Even hepatitis C drugs that originally failed to clear the approval pipeline have found new use in modern times: Remdesivir, one of only a handful of treatments with emergency authorization from the Food and Drug Administration to treat severely sick Covid-19 patients, was originally developed as an antiviral against the hepatitis C virus.
“That’s really the story of investing in basic science, and having it pay off later down the road,” said Stephanie Langel, a virologist and immunologist at Duke University.
Who are the winners?
Dr. Alter, an American, is a medical researcher for the National Institutes of Health in Maryland. Born in 1935 in New York, he earned a medical degree at the University of Rochester before joining the N.I.H. in 1961.
After treating some of the first “non-A, non-B” hepatitis patients decades ago, Dr. Alter expressed wonder at watching treatment for the illness evolve. Modern drugs can cure more than 95 percent of patients.
“I could never have imagined this, really, not in my lifetime,” he said Monday during a N.I.H. news conference.
With more testing and affordable access to drugs, it would be possible to “eradicate this disease over the next decades, even in the absence of a vaccine,” he said.
Dr. Rice, born in Sacramento in 1952, is a professor at Rockefeller University in New York. From 2001 to 2018, he was the scientific and executive director at the Center for the Study of Hepatitis C. He earned his Ph.D. from Caltech in 1981.
In an interview Monday morning, Dr. Rice described the utter shock he felt at receiving the early morning phone call notifying him of the award.
“I thought it was because a freezer in the lab was warming up, or it was a wrong number,” he said. Even after getting over “being mad at the phone for ringing,” added Dr. Rice, a self-described night owl, “my initial impression was this had to be a crank phone call.”
Dr. Cameron, a frequent collaborator of Dr. Rice’s, described him as welcoming, generous and a dedicated and prolific mentor. “His lab has really populated the flavivirus field,” Dr. Cameron said, referring to the virus family that includes hepatitis C virus. “I was not formally a trainee, but I feel like I was adopted by him early on.”

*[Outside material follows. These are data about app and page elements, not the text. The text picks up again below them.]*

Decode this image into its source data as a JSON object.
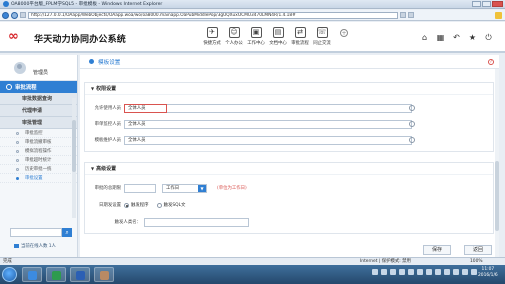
{
  "browser": {
    "title": "OA8000平台版_FPLM学SQL5 - 审批模板 - Windows Internet Explorer",
    "url": "http://127.0.0.1/OAapp/WebObjects/OAapp.woa/wo/oa8000.mainapp.OaPubMiddlePop/3gUQXuxOCMU3470LMN4R/1.4.18#"
  },
  "header": {
    "logo": "∞",
    "brand": "华天动力协同办公系统",
    "tools": [
      {
        "icon": "✈",
        "label": "快捷方式"
      },
      {
        "icon": "☺",
        "label": "个人办公"
      },
      {
        "icon": "▣",
        "label": "工作中心"
      },
      {
        "icon": "▤",
        "label": "文档中心"
      },
      {
        "icon": "⇄",
        "label": "审批流程"
      },
      {
        "icon": "☏",
        "label": "同止交流"
      },
      {
        "icon": "+",
        "label": ""
      }
    ],
    "right_icons": [
      "⌂",
      "▦",
      "↶",
      "★",
      "⏻"
    ]
  },
  "sidebar": {
    "user_name": "管理员",
    "section": "审批流程",
    "groups": [
      "审批数据查询",
      "代理申请",
      "审批管理"
    ],
    "items": [
      "审批监控",
      "审批流撤审核",
      "模拟流程操作",
      "审批超时统计",
      "历史审批一统",
      "审批设置"
    ],
    "active_index": 5,
    "online_text": "当前在线人数 1人"
  },
  "main": {
    "title": "模板设置",
    "help": "?",
    "section1": {
      "title": "权限设置",
      "rows": [
        {
          "label": "允许使用人员",
          "value": "全体人员"
        },
        {
          "label": "审单监控人员",
          "value": "全体人员"
        },
        {
          "label": "模板维护人员",
          "value": "全体人员"
        }
      ]
    },
    "section2": {
      "title": "高级设置",
      "deadline_label": "审批的总期限",
      "deadline_value": "",
      "unit": "工作日",
      "note": "(单位为工作日)",
      "deadline_method_label": "日期发设置",
      "radio_options": [
        "触发程序",
        "触发SQL文"
      ],
      "radio_selected": 0,
      "program_label": "触发人类名："
    },
    "save_button": "保存",
    "back_button": "返回"
  },
  "statusbar": {
    "left": "完成",
    "right": "Internet | 保护模式: 禁用",
    "zoom": "100%"
  },
  "taskbar": {
    "time": "11:07",
    "date": "2016/1/6"
  },
  "colors": {
    "accent": "#2f7fd3",
    "logo": "#d6262b",
    "warning": "#d9534f"
  }
}
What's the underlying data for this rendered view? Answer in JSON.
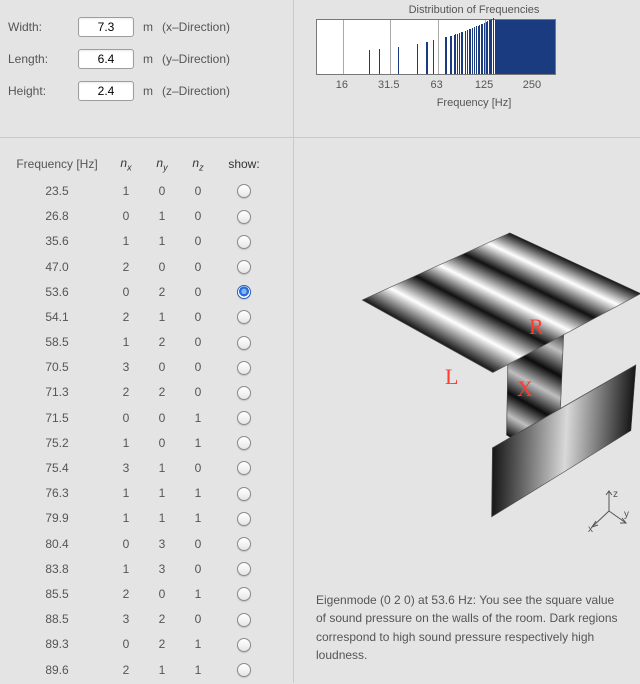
{
  "dims": {
    "width": {
      "label": "Width:",
      "value": "7.3",
      "unit": "m",
      "dir": "(x–Direction)"
    },
    "length": {
      "label": "Length:",
      "value": "6.4",
      "unit": "m",
      "dir": "(y–Direction)"
    },
    "height": {
      "label": "Height:",
      "value": "2.4",
      "unit": "m",
      "dir": "(z–Direction)"
    }
  },
  "chart_data": {
    "type": "rug-histogram",
    "title": "Distribution of Frequencies",
    "xlabel": "Frequency [Hz]",
    "xscale": "log",
    "xlim_hz": [
      11,
      354
    ],
    "xticks_hz": [
      16,
      31.5,
      63,
      125,
      250
    ],
    "gridlines_hz": [
      16,
      31.5,
      63,
      125,
      250
    ],
    "dense_fill_above_hz": 145,
    "values_hz": [
      23.5,
      26.8,
      35.6,
      47.0,
      53.6,
      54.1,
      58.5,
      70.5,
      71.3,
      71.5,
      75.2,
      75.4,
      76.3,
      79.9,
      80.4,
      83.8,
      85.5,
      88.5,
      89.3,
      89.6,
      93.8,
      94.1,
      96.4,
      98.9,
      101.2,
      104.1,
      105.8,
      107.3,
      110.3,
      112.7,
      114.9,
      117.1,
      120.4,
      123.5,
      126.2,
      129.0,
      131.8,
      134.6,
      137.1,
      140.5
    ]
  },
  "table": {
    "headers": {
      "f": "Frequency [Hz]",
      "nx": "n",
      "ny": "n",
      "nz": "n",
      "show": "show:"
    },
    "subscripts": {
      "nx": "x",
      "ny": "y",
      "nz": "z"
    },
    "selected_index": 4,
    "rows": [
      {
        "f": "23.5",
        "nx": "1",
        "ny": "0",
        "nz": "0"
      },
      {
        "f": "26.8",
        "nx": "0",
        "ny": "1",
        "nz": "0"
      },
      {
        "f": "35.6",
        "nx": "1",
        "ny": "1",
        "nz": "0"
      },
      {
        "f": "47.0",
        "nx": "2",
        "ny": "0",
        "nz": "0"
      },
      {
        "f": "53.6",
        "nx": "0",
        "ny": "2",
        "nz": "0"
      },
      {
        "f": "54.1",
        "nx": "2",
        "ny": "1",
        "nz": "0"
      },
      {
        "f": "58.5",
        "nx": "1",
        "ny": "2",
        "nz": "0"
      },
      {
        "f": "70.5",
        "nx": "3",
        "ny": "0",
        "nz": "0"
      },
      {
        "f": "71.3",
        "nx": "2",
        "ny": "2",
        "nz": "0"
      },
      {
        "f": "71.5",
        "nx": "0",
        "ny": "0",
        "nz": "1"
      },
      {
        "f": "75.2",
        "nx": "1",
        "ny": "0",
        "nz": "1"
      },
      {
        "f": "75.4",
        "nx": "3",
        "ny": "1",
        "nz": "0"
      },
      {
        "f": "76.3",
        "nx": "1",
        "ny": "1",
        "nz": "1"
      },
      {
        "f": "79.9",
        "nx": "1",
        "ny": "1",
        "nz": "1"
      },
      {
        "f": "80.4",
        "nx": "0",
        "ny": "3",
        "nz": "0"
      },
      {
        "f": "83.8",
        "nx": "1",
        "ny": "3",
        "nz": "0"
      },
      {
        "f": "85.5",
        "nx": "2",
        "ny": "0",
        "nz": "1"
      },
      {
        "f": "88.5",
        "nx": "3",
        "ny": "2",
        "nz": "0"
      },
      {
        "f": "89.3",
        "nx": "0",
        "ny": "2",
        "nz": "1"
      },
      {
        "f": "89.6",
        "nx": "2",
        "ny": "1",
        "nz": "1"
      }
    ]
  },
  "render": {
    "markers": {
      "L": "L",
      "R": "R",
      "X": "X"
    },
    "axis_labels": {
      "x": "x",
      "y": "y",
      "z": "z"
    },
    "caption": "Eigenmode (0 2 0) at 53.6 Hz: You see the square value of sound pressure on the walls of the room. Dark regions correspond to high sound pressure respectively high loudness."
  }
}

Dr. Houghton, born in Britain, is a Canada Excellence Research Chair in Virology and the Li Ka Shing professor of virology at the University of Alberta. He is also director of the Li Ka Shing Applied Virology Institute at the university. He earned his Ph.D. from King’s College London in 1977.
Shortly after the award’s announcement, scientists on social media noted that Dr. Houghton in 2013 declined to accept the Canada Gairdner International Award, which he criticized for failing to include his colleagues Dr. Choo and Dr. Kuo.

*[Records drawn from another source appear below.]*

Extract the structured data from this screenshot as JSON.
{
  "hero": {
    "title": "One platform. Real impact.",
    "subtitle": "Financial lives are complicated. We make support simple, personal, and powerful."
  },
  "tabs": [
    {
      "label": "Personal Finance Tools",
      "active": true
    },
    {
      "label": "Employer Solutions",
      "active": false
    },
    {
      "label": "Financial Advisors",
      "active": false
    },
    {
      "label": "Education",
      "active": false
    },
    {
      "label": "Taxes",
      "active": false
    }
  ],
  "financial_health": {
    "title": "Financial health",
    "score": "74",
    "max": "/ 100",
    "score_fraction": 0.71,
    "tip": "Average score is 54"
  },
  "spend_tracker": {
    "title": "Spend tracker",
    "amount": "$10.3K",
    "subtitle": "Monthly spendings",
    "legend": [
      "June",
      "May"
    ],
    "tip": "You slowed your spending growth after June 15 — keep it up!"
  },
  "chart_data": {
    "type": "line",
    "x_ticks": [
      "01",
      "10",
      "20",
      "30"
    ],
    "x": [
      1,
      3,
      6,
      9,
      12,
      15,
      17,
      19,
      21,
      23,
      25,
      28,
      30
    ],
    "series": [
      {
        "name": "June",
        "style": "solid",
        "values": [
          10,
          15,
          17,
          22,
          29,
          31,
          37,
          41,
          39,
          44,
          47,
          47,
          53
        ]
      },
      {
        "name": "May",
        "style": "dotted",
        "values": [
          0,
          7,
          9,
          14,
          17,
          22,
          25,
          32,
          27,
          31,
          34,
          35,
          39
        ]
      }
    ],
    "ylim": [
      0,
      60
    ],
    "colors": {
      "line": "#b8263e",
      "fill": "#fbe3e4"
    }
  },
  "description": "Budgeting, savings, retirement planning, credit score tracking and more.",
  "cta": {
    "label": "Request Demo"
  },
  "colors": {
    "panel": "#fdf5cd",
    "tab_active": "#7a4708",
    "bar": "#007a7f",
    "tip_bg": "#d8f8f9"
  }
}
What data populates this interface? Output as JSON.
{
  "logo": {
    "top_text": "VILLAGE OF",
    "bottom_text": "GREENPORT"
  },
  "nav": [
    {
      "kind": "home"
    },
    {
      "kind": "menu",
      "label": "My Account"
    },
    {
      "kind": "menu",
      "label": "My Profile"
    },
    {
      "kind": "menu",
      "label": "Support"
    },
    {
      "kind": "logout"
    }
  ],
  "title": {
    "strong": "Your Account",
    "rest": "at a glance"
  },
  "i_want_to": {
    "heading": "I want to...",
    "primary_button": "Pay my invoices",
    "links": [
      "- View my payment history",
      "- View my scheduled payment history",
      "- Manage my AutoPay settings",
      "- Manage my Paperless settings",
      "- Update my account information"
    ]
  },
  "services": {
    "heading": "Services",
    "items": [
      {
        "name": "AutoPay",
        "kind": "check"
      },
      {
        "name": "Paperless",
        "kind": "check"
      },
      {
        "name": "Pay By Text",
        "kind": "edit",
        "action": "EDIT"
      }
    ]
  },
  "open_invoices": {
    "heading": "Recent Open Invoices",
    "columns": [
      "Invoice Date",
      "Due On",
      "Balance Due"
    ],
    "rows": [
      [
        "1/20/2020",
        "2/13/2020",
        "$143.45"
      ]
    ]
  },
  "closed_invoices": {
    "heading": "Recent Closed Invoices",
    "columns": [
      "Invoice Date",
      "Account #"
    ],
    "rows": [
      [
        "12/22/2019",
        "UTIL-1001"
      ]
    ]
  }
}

The Nobel science prizes have long been criticized for failing to amplify the achievements of women and people of color in the scientific community.

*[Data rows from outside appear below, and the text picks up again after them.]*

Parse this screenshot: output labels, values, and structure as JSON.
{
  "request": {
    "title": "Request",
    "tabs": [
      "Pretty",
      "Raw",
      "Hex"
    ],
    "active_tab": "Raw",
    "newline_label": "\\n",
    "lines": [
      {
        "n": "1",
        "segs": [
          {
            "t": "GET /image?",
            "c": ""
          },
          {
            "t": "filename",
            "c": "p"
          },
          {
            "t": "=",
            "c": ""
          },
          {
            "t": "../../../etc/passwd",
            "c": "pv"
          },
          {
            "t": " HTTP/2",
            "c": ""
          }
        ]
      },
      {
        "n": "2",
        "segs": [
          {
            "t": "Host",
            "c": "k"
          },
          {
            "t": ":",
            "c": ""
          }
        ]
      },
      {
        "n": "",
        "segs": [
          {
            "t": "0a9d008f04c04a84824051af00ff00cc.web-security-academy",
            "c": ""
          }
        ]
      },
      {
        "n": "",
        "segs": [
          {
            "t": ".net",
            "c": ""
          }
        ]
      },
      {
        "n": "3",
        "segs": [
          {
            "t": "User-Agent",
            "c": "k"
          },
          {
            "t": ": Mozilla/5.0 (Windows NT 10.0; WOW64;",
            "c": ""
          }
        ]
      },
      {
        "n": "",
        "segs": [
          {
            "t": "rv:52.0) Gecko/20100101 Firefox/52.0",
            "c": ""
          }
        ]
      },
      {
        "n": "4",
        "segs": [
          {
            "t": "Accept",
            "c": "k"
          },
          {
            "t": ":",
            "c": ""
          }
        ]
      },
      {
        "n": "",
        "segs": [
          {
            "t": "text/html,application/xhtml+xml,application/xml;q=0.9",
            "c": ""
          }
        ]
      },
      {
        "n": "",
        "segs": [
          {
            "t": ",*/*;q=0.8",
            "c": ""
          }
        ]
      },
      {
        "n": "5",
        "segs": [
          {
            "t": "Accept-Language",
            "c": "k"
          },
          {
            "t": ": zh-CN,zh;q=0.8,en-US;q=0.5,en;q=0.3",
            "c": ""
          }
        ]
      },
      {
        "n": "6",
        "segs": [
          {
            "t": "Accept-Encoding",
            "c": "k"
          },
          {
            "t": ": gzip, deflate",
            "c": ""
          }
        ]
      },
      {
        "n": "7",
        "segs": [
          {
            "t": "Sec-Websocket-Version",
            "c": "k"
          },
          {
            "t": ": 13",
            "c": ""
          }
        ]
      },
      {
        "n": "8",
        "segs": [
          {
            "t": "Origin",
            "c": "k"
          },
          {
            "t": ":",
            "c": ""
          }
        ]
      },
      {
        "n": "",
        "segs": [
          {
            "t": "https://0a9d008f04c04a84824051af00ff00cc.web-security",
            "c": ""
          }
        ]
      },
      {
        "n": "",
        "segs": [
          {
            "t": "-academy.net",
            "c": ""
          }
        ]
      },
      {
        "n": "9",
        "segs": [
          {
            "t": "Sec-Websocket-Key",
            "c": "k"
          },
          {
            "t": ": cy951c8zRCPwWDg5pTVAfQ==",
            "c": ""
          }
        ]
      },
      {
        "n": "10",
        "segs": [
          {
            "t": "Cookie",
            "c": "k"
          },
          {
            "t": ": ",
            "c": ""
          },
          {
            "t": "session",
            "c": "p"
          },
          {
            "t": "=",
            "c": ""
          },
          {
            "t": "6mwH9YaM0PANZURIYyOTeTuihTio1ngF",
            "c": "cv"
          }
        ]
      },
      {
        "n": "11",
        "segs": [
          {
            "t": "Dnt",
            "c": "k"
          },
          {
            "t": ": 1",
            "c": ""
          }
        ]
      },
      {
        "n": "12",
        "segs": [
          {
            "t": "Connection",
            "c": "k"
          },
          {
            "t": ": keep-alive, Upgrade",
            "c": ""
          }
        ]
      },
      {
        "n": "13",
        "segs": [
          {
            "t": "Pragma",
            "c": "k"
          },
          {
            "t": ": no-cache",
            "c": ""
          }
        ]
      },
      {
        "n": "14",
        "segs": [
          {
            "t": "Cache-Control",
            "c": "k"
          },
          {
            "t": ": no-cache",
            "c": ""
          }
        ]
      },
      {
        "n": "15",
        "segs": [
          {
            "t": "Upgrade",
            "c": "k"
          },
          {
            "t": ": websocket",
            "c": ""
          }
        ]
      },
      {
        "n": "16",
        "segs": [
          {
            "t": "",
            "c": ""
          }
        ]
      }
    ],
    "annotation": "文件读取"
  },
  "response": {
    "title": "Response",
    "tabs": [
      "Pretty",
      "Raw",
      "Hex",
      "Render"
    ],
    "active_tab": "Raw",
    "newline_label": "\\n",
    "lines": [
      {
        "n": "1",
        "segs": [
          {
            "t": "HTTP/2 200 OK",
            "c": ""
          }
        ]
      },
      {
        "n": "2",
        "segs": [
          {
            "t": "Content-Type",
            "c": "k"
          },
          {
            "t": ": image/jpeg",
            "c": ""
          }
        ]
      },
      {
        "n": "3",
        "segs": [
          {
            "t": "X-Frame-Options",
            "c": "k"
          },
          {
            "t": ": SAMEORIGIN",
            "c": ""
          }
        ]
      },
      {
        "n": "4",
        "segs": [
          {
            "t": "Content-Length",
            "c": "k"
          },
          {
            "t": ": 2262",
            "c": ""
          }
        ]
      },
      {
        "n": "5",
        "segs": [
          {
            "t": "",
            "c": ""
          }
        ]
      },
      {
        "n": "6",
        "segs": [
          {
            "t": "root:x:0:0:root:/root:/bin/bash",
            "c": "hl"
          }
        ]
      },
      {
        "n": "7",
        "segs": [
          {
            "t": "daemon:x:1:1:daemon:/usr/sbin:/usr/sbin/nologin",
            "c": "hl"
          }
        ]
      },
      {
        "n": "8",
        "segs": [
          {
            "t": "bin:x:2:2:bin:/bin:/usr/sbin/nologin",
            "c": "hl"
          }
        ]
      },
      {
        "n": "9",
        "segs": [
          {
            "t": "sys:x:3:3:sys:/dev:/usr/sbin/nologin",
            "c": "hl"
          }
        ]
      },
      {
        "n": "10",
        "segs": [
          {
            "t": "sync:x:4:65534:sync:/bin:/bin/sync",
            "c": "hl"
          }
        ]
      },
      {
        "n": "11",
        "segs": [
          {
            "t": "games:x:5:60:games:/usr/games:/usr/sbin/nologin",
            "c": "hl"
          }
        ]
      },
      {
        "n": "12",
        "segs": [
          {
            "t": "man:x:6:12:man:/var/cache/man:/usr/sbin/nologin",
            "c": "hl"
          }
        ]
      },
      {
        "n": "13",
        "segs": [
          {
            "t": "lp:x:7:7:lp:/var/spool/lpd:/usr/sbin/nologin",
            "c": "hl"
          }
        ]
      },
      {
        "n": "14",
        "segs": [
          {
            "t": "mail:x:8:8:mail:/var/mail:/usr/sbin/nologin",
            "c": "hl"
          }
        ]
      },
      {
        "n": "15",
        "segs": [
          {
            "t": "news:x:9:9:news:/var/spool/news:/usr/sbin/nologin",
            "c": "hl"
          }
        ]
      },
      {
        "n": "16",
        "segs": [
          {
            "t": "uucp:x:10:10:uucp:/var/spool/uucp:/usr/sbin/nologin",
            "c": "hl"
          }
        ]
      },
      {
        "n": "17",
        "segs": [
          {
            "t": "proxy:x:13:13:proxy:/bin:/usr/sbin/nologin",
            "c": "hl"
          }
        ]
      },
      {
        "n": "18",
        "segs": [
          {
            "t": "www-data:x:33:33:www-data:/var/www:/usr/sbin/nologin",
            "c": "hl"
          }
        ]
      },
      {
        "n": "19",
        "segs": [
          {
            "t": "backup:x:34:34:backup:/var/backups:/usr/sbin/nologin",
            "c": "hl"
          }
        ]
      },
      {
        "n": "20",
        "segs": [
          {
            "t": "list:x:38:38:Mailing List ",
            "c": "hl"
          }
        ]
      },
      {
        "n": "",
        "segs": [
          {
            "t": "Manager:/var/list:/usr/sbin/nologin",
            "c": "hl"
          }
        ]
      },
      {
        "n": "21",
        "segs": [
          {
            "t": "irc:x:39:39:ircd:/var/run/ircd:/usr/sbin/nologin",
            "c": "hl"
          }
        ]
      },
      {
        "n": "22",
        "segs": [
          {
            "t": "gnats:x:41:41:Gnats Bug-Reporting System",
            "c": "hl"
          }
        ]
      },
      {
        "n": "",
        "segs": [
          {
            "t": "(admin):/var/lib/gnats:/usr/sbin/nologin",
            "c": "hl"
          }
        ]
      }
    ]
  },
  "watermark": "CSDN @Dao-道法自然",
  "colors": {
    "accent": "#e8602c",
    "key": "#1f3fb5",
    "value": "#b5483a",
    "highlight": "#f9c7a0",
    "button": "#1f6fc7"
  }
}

“While I am always happy to see virologists recognized for their excellent work, the Nobel committee continues its streak of recognizing the achievements of white men,” Dr. Rasmussen said. “I really wish the Nobel committee would consider recognizing equally substantive achievements by women or people of color, and by scientists outside of North America or Europe.”
Dr. Rice stressed the importance of community and collaboration in his discoveries.
“We’re all a few in a cast of thousands,” he said. “I feel a little bit odd — a combination of humbled and embarrassed. I think there are many people who should feel very good about what they contributed today.”